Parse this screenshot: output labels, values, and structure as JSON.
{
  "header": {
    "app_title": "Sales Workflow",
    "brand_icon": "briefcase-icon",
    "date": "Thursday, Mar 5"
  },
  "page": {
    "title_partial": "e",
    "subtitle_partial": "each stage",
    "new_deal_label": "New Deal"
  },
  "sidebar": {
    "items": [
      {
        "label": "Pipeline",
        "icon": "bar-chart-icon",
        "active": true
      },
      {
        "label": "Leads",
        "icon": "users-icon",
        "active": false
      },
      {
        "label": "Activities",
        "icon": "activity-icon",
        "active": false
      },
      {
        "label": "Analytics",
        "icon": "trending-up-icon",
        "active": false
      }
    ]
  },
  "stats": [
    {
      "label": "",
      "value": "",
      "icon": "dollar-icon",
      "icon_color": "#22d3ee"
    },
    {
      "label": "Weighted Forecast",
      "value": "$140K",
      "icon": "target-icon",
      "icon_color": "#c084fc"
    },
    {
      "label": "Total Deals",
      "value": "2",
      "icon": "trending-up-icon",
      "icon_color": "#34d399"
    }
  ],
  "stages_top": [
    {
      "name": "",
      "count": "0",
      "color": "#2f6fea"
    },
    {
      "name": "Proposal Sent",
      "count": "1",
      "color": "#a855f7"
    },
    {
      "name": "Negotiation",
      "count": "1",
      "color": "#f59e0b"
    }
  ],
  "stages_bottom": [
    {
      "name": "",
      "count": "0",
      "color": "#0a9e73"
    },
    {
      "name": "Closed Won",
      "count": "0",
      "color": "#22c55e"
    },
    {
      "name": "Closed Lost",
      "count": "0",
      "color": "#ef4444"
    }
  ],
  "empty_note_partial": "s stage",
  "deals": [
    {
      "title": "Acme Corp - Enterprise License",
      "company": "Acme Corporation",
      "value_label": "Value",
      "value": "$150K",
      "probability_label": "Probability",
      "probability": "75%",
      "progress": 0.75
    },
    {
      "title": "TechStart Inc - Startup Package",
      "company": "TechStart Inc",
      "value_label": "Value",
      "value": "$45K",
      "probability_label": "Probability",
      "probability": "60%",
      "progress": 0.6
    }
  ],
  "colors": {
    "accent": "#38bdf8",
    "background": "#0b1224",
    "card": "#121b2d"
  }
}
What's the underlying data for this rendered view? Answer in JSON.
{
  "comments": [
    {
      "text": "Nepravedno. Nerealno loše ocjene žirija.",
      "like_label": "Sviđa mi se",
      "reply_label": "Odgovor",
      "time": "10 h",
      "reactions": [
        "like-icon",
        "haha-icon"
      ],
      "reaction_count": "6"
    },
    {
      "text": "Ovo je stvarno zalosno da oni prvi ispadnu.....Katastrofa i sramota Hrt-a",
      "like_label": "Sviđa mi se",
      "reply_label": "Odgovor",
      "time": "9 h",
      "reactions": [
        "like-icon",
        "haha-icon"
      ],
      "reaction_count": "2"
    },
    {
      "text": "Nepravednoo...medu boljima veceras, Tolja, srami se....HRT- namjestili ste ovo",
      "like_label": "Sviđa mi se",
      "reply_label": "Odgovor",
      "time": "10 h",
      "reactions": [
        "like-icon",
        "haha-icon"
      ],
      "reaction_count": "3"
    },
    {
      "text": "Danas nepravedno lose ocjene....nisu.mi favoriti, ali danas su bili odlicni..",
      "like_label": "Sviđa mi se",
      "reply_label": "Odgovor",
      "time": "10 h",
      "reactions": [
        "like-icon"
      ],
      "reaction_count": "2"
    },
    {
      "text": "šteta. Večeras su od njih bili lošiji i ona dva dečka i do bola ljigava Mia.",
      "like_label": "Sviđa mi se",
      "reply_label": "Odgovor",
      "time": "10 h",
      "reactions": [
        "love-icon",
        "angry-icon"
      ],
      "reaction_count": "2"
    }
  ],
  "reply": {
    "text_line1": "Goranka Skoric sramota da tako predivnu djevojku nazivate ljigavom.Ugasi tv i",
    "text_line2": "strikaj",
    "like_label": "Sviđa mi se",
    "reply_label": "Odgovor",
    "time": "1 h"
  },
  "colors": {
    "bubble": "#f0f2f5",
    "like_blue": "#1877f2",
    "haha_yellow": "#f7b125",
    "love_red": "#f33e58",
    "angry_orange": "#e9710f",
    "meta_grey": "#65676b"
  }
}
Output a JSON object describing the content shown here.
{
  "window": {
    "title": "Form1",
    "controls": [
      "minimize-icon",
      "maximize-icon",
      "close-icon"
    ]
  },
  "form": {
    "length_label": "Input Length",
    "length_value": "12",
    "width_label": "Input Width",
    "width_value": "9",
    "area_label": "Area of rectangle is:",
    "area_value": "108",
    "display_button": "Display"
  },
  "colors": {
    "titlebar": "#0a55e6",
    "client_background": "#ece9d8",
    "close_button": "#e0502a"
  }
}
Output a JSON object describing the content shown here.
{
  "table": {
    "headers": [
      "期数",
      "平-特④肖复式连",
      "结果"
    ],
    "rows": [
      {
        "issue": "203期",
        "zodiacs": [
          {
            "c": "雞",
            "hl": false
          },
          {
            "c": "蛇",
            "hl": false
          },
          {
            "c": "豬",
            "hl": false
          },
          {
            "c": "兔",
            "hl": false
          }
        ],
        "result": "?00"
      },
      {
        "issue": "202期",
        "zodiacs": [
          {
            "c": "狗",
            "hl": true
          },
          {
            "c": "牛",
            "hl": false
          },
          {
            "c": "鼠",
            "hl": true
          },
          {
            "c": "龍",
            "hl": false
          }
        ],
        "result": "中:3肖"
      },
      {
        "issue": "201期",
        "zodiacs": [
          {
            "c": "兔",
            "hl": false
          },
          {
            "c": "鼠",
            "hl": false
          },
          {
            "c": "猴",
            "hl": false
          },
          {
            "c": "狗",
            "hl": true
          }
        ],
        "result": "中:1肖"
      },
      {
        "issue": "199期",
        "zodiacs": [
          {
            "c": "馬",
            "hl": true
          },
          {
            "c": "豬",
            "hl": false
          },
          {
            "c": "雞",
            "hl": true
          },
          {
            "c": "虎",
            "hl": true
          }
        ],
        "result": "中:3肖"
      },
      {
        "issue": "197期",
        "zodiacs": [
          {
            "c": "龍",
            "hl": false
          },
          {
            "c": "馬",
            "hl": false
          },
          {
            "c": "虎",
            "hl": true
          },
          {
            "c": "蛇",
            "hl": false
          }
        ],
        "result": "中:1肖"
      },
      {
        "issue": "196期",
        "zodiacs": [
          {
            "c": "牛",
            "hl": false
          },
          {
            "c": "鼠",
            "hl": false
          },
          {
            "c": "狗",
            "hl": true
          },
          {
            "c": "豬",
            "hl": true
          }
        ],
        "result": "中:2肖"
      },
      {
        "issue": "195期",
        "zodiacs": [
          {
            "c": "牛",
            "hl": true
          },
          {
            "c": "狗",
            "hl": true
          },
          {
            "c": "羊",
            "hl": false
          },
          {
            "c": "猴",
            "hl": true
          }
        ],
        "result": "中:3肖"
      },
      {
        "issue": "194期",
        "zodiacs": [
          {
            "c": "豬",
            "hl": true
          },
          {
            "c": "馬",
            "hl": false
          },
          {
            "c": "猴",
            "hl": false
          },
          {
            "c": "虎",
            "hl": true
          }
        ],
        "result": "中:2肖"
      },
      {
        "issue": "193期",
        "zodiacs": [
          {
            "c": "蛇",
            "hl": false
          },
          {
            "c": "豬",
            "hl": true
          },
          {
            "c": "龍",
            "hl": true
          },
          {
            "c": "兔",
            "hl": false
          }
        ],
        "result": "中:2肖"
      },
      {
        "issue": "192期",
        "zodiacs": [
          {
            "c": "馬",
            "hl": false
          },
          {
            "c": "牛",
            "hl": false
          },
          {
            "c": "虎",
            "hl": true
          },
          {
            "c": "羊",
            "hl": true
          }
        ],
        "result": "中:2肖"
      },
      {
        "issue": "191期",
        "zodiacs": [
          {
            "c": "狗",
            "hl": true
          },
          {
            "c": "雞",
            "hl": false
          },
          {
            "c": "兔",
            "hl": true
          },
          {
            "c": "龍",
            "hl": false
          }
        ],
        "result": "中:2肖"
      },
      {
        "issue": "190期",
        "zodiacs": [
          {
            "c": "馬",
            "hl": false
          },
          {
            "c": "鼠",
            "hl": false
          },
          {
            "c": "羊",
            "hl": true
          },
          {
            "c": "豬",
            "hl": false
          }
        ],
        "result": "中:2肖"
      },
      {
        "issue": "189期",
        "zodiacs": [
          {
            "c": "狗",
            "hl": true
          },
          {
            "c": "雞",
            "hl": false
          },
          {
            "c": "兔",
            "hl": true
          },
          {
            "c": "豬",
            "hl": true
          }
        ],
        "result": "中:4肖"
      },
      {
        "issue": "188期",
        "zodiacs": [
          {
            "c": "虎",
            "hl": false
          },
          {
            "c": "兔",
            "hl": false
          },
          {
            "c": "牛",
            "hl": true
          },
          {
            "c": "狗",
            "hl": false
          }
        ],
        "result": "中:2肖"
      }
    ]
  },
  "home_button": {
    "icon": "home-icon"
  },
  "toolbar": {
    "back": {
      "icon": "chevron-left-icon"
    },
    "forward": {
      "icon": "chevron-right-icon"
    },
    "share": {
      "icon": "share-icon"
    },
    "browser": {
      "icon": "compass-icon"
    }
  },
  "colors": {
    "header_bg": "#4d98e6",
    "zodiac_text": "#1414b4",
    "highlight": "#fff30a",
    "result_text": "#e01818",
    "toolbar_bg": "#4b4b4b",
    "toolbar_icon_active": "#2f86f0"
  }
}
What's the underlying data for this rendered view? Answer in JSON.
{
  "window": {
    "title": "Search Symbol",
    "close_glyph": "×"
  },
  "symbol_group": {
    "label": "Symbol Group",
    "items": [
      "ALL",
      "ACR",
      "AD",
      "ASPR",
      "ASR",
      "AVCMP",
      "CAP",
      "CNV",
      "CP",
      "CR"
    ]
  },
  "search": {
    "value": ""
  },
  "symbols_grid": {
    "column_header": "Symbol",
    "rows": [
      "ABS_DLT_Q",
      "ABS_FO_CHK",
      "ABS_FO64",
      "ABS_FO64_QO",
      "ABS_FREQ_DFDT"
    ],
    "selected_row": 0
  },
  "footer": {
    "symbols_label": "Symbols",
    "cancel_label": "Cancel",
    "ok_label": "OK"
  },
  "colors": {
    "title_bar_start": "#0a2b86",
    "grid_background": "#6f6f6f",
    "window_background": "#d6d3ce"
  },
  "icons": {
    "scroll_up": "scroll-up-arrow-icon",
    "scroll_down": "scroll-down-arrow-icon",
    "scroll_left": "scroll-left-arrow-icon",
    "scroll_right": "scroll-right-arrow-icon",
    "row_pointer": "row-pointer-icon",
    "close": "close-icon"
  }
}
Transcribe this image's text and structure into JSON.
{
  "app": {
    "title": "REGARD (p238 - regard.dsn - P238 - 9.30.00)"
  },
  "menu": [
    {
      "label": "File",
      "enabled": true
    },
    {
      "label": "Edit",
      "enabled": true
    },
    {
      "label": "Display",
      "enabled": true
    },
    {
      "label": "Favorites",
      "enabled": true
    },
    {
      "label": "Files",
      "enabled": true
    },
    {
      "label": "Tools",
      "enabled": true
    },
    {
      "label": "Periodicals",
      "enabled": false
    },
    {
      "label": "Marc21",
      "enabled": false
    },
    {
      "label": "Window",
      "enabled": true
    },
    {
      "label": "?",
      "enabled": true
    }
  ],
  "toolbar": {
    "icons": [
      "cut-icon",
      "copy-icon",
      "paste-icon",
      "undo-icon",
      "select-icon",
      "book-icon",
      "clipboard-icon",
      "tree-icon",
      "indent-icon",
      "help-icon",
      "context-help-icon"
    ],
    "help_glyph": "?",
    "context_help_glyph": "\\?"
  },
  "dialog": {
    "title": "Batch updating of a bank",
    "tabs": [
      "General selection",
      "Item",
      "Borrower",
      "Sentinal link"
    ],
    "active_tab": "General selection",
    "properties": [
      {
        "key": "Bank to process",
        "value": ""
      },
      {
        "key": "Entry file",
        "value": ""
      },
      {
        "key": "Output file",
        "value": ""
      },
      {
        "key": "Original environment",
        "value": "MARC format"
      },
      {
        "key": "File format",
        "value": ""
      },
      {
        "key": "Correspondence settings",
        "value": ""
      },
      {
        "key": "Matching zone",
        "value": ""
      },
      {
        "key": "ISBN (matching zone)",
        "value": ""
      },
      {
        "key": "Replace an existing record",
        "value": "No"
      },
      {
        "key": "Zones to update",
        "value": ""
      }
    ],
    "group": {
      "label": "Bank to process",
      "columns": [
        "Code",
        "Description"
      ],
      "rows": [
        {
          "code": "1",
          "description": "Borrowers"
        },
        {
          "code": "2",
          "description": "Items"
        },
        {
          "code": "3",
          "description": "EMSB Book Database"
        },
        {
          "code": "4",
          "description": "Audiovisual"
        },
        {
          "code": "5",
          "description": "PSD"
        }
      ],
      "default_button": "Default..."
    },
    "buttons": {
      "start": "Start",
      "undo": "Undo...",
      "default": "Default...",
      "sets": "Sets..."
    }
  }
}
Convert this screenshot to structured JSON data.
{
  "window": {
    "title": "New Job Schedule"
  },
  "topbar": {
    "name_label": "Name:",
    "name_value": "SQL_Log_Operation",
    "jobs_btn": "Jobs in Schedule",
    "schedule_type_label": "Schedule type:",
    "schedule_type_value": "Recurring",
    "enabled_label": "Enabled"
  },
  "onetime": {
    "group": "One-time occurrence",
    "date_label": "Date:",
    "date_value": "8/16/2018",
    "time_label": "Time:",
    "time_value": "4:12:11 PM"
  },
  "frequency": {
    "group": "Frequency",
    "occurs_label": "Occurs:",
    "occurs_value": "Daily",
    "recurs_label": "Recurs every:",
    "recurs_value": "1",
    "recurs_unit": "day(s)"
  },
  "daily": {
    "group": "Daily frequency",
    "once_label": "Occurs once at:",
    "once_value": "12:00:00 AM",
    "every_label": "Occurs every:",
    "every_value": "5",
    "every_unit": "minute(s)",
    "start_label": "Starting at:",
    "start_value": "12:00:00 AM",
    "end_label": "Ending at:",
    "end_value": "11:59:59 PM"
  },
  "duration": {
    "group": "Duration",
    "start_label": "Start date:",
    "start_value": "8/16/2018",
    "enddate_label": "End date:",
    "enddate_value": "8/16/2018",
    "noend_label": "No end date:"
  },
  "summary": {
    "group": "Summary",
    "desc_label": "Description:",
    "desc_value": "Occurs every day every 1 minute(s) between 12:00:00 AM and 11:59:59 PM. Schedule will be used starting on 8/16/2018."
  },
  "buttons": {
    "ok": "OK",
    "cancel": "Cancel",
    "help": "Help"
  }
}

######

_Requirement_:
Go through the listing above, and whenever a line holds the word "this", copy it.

_Exercise solution_:
Parse this screenshot: output labels, values, and structure as JSON.
What's the underlying data for this rendered view? Answer in JSON.
What's the underlying data for this rendered view? Answer in JSON.
Transcribe this image's text and structure into JSON.
Convert this screenshot to structured JSON data.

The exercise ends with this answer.